Is adding Sam Bradford bad for Eagles?

PHILADELPHIA -- The folks at Football Outsiders projected records for NFL teams this week. We covered that in a post earlier this week.

But there was something we missed. Part of the reasoning for projecting the Eagles to go 9-7 was the arrival of Sam Bradford:

"But we do have to penalize the Eagles for introducing a new quarterback to their system, which usually means an offensive step back, all other things being equal."

That’s an interesting point, and certainly, there are variables that affect the performance of any new quarterback. Often, a new quarterback being introduced to a lineup is a rookie, for example. That means not only a different person behind center, but a player who needs to learn the intricacies of playing in the NFL.

When that quarterback is a high draft pick, it also usually means he is being added to a team that had a terrible record the year before and earned that high pick.

If Jameis Winston struggles this year with Tampa Bay, it might not mean Winston will never be an elite quarterback. It might just mean that he is surrounded by talent that went 2-14 last season.

In other cases, when veteran quarterbacks are brought in to a new situation, it is because they have failed to establish themselves with another team. They are adjusting to a new offense and playing with new teammates. Generally, a team that brings in a veteran quarterback from outside is not having success and is hoping the change will help camouflage a number of other problems.

Bradford was available because of injuries. Two ACL tears in two years kept him from living up to the expectations of the St. Louis Rams and their fans. Bradford was the No. 1 overall pick in the 2010 NFL draft. He was supposed to be the kind of franchise quarterback who gives his team a chance to win the Super Bowl. Coaching changes and injuries prevented him from reaching his potential, and the Rams decided to move on.

Chip Kelly, who traded Nick Foles and a second-round draft pick for Bradford, compared the deal to the New Orleans Saints' signing of Drew Brees. After five seasons in San Diego, Brees was coming off shoulder surgery. The Chargers had drafted Philip Rivers and were not interested in signing Brees to a new deal.

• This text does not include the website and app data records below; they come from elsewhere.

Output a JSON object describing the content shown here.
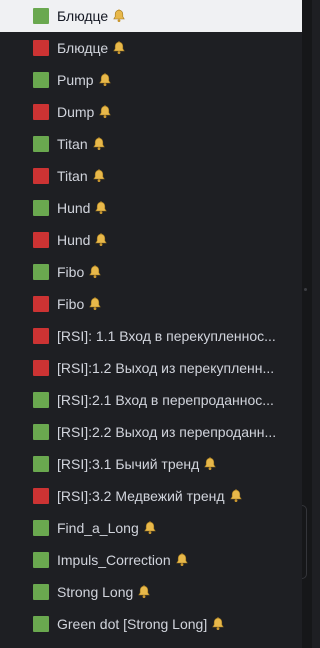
{
  "colors": {
    "green": "#6aa84f",
    "red": "#cc3333",
    "bell": "#e8b84a"
  },
  "items": [
    {
      "label": "Блюдце",
      "color": "green",
      "bell": true,
      "selected": true
    },
    {
      "label": "Блюдце",
      "color": "red",
      "bell": true
    },
    {
      "label": "Pump",
      "color": "green",
      "bell": true
    },
    {
      "label": "Dump",
      "color": "red",
      "bell": true
    },
    {
      "label": "Titan",
      "color": "green",
      "bell": true
    },
    {
      "label": "Titan",
      "color": "red",
      "bell": true
    },
    {
      "label": "Hund",
      "color": "green",
      "bell": true
    },
    {
      "label": "Hund",
      "color": "red",
      "bell": true
    },
    {
      "label": "Fibo",
      "color": "green",
      "bell": true
    },
    {
      "label": "Fibo",
      "color": "red",
      "bell": true
    },
    {
      "label": "[RSI]: 1.1 Вход в перекупленнос...",
      "color": "red",
      "bell": false
    },
    {
      "label": "[RSI]:1.2 Выход из перекупленн...",
      "color": "red",
      "bell": false
    },
    {
      "label": "[RSI]:2.1 Вход в перепроданнос...",
      "color": "green",
      "bell": false
    },
    {
      "label": "[RSI]:2.2 Выход из перепроданн...",
      "color": "green",
      "bell": false
    },
    {
      "label": "[RSI]:3.1 Бычий тренд",
      "color": "green",
      "bell": true
    },
    {
      "label": "[RSI]:3.2 Медвежий тренд",
      "color": "red",
      "bell": true
    },
    {
      "label": "Find_a_Long",
      "color": "green",
      "bell": true
    },
    {
      "label": "Impuls_Correction",
      "color": "green",
      "bell": true
    },
    {
      "label": "Strong Long",
      "color": "green",
      "bell": true
    },
    {
      "label": "Green dot [Strong Long]",
      "color": "green",
      "bell": true
    }
  ]
}
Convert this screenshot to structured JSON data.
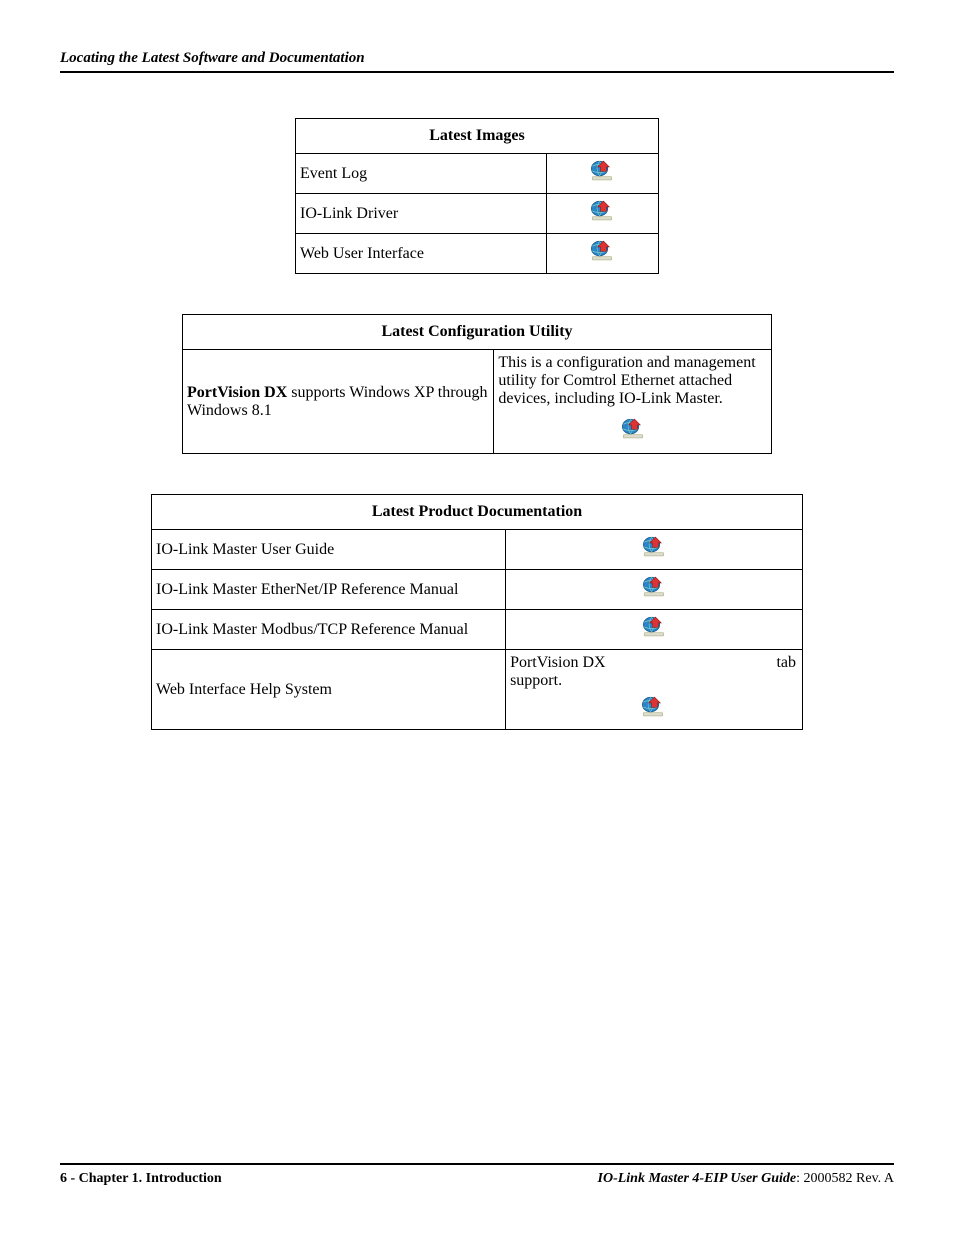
{
  "header": {
    "running_head": "Locating the Latest Software and Documentation"
  },
  "tables": {
    "images": {
      "caption": "Latest Images",
      "rows": [
        {
          "label": "Event Log"
        },
        {
          "label": "IO-Link Driver"
        },
        {
          "label": "Web User Interface"
        }
      ]
    },
    "config_utility": {
      "caption": "Latest Configuration Utility",
      "left_bold": "PortVision DX",
      "left_rest": " supports Windows XP through Windows 8.1",
      "right_desc": "This is a configuration and management utility for Comtrol Ethernet attached devices, including IO-Link Master."
    },
    "docs": {
      "caption": "Latest Product Documentation",
      "rows": [
        {
          "label": "IO-Link Master User Guide"
        },
        {
          "label": "IO-Link Master EtherNet/IP Reference Manual"
        },
        {
          "label": "IO-Link Master Modbus/TCP Reference Manual"
        }
      ],
      "webhelp": {
        "label": "Web Interface Help System",
        "note_left": "PortVision DX",
        "note_right": "tab",
        "note_line2": "support."
      }
    }
  },
  "footer": {
    "left": "6 - Chapter 1. Introduction",
    "right_title": "IO-Link Master 4-EIP User Guide",
    "right_suffix": ": 2000582 Rev. A"
  }
}
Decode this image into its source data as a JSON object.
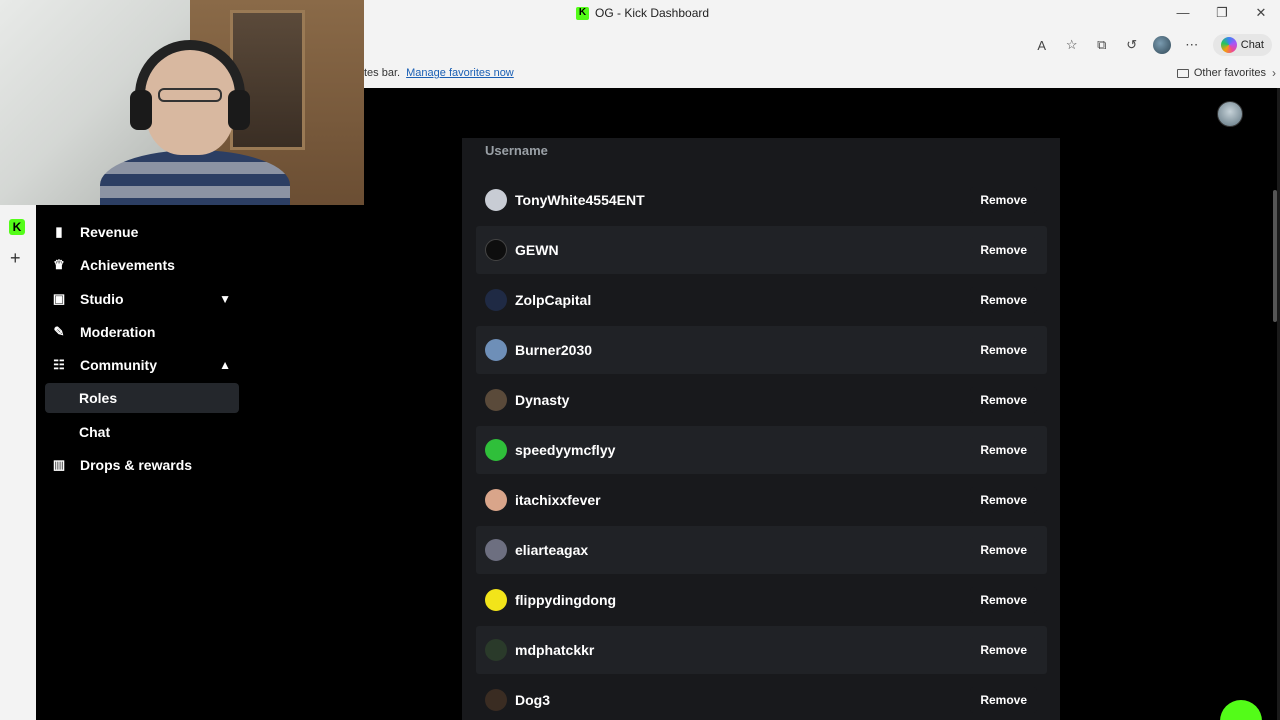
{
  "browser": {
    "tab_title": "OG - Kick Dashboard",
    "favicon_letter": "K",
    "favbar_text": "tes bar.",
    "favbar_link": "Manage favorites now",
    "other_favorites": "Other favorites",
    "chat_label": "Chat"
  },
  "rail": {
    "logo_letter": "K",
    "add_symbol": "+"
  },
  "sidebar": {
    "items": [
      {
        "label": "Revenue",
        "icon": "chart-icon"
      },
      {
        "label": "Achievements",
        "icon": "trophy-icon"
      },
      {
        "label": "Studio",
        "icon": "studio-icon"
      },
      {
        "label": "Moderation",
        "icon": "wrench-icon"
      },
      {
        "label": "Community",
        "icon": "people-icon"
      },
      {
        "label": "Roles",
        "icon": ""
      },
      {
        "label": "Chat",
        "icon": ""
      },
      {
        "label": "Drops & rewards",
        "icon": "gift-icon"
      }
    ],
    "active": "Roles"
  },
  "roles": {
    "column_header": "Username",
    "remove_label": "Remove",
    "users": [
      {
        "name": "TonyWhite4554ENT",
        "avatar_color": "#c8ccd4"
      },
      {
        "name": "GEWN",
        "avatar_color": "#0e0e0e"
      },
      {
        "name": "ZolpCapital",
        "avatar_color": "#1f2a44"
      },
      {
        "name": "Burner2030",
        "avatar_color": "#6e8fb8"
      },
      {
        "name": "Dynasty",
        "avatar_color": "#5a4a3a"
      },
      {
        "name": "speedyymcflyy",
        "avatar_color": "#2fbf3a"
      },
      {
        "name": "itachixxfever",
        "avatar_color": "#d9a58a"
      },
      {
        "name": "eliarteagax",
        "avatar_color": "#6d6f80"
      },
      {
        "name": "flippydingdong",
        "avatar_color": "#f2e41a"
      },
      {
        "name": "mdphatckkr",
        "avatar_color": "#2a3a2a"
      },
      {
        "name": "Dog3",
        "avatar_color": "#3a2c22"
      }
    ]
  },
  "colors": {
    "brand": "#53fc18",
    "card_bg": "#18191c",
    "row_alt_bg": "#202226",
    "active_nav": "#24272c"
  }
}
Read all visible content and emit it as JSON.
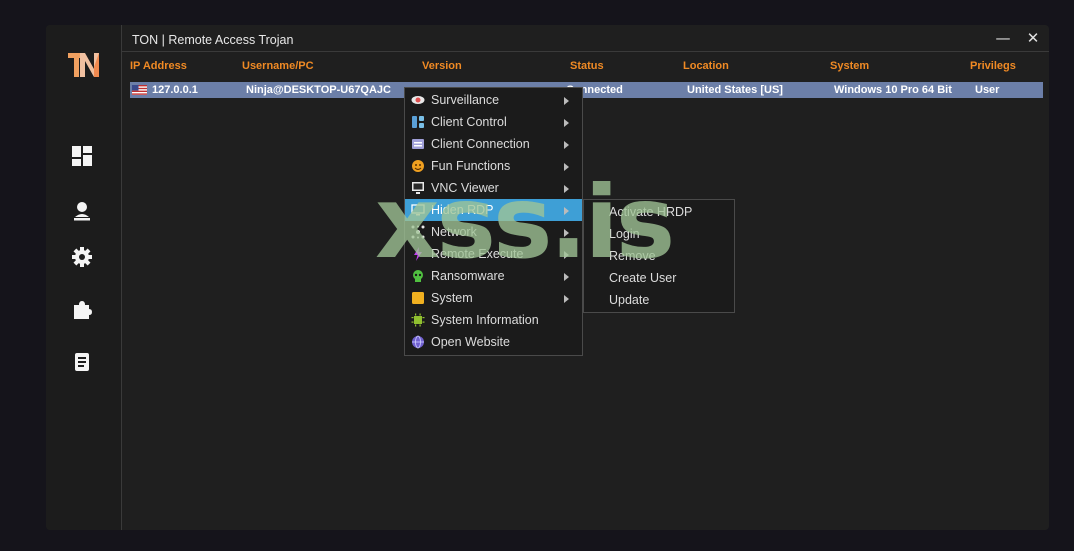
{
  "window": {
    "title": "TON | Remote Access Trojan",
    "minimize": "—",
    "close": "✕"
  },
  "sidebar": {
    "logo_text": "N",
    "items": [
      {
        "icon": "dashboard-icon"
      },
      {
        "icon": "user-icon"
      },
      {
        "icon": "settings-icon"
      },
      {
        "icon": "plugin-icon"
      },
      {
        "icon": "notes-icon"
      }
    ]
  },
  "table": {
    "headers": [
      "IP Address",
      "Username/PC",
      "Version",
      "Status",
      "Location",
      "System",
      "Privilegs"
    ],
    "rows": [
      {
        "ip": "127.0.0.1",
        "user": "Ninja@DESKTOP-U67QAJC",
        "status": "Connected",
        "location": "United States [US]",
        "system": "Windows 10 Pro 64 Bit",
        "privileges": "User"
      }
    ]
  },
  "context_menu": {
    "items": [
      {
        "label": "Surveillance",
        "icon": "eye-icon"
      },
      {
        "label": "Client Control",
        "icon": "control-icon"
      },
      {
        "label": "Client Connection",
        "icon": "connection-icon"
      },
      {
        "label": "Fun Functions",
        "icon": "fun-icon"
      },
      {
        "label": "VNC Viewer",
        "icon": "monitor-icon"
      },
      {
        "label": "Hiden RDP",
        "icon": "rdp-icon"
      },
      {
        "label": "Network",
        "icon": "network-icon"
      },
      {
        "label": "Remote Execute",
        "icon": "lightning-icon"
      },
      {
        "label": "Ransomware",
        "icon": "skull-icon"
      },
      {
        "label": "System",
        "icon": "system-icon"
      },
      {
        "label": "System Information",
        "icon": "chip-icon"
      },
      {
        "label": "Open Website",
        "icon": "globe-icon"
      }
    ]
  },
  "submenu": {
    "items": [
      {
        "label": "Activate HRDP"
      },
      {
        "label": "Login"
      },
      {
        "label": "Remove"
      },
      {
        "label": "Create User"
      },
      {
        "label": "Update"
      }
    ]
  },
  "watermark": "xss.is",
  "colors": {
    "header": "#f08a24",
    "selection": "#6c7fa8",
    "highlight": "#3e9fd6"
  }
}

The Saints, who had just hired coach Sean Payton and were looking for a quarterback to run his offense, gave Brees the chance.

In his first season in New Orleans, Brees went 10-6 with a team that had gone 3-13 the year before.

Peyton Manning went to Denver in 2012. A team that went 8-8 and scored 309 points in 2011 finished 13-3 and scored 481 with Manning. An offensive step back? Not in that case.

Andrew Luck, who replaced Manning in Indianapolis, took the Colts from 2-14 to 11-5 in his first season there. Russell Wilson was drafted in 2012. The Seahawks went from 7-9 to 11-5.

Good quarterbacks make teams better. Period. Nothing is guaranteed, of course. Bradford has to remain healthy, for one thing. He has to fit well in Kelly’s offense, for another. But there is every reason to believe Bradford’s experience and skill set will benefit him as he makes the transition. It doesn’t hurt that Kelly has demonstrated the ability to tweak his offense to fit his quarterback. In two seasons, Kelly has won 20 regular-season games while Michael Vick, Nick Foles and Mark Sanchez have started games for him.

Will Kelly’s team take a step back by adding a more reliable and versatile quarterback to the offense? If Bradford is healthy, that doesn’t seem likely.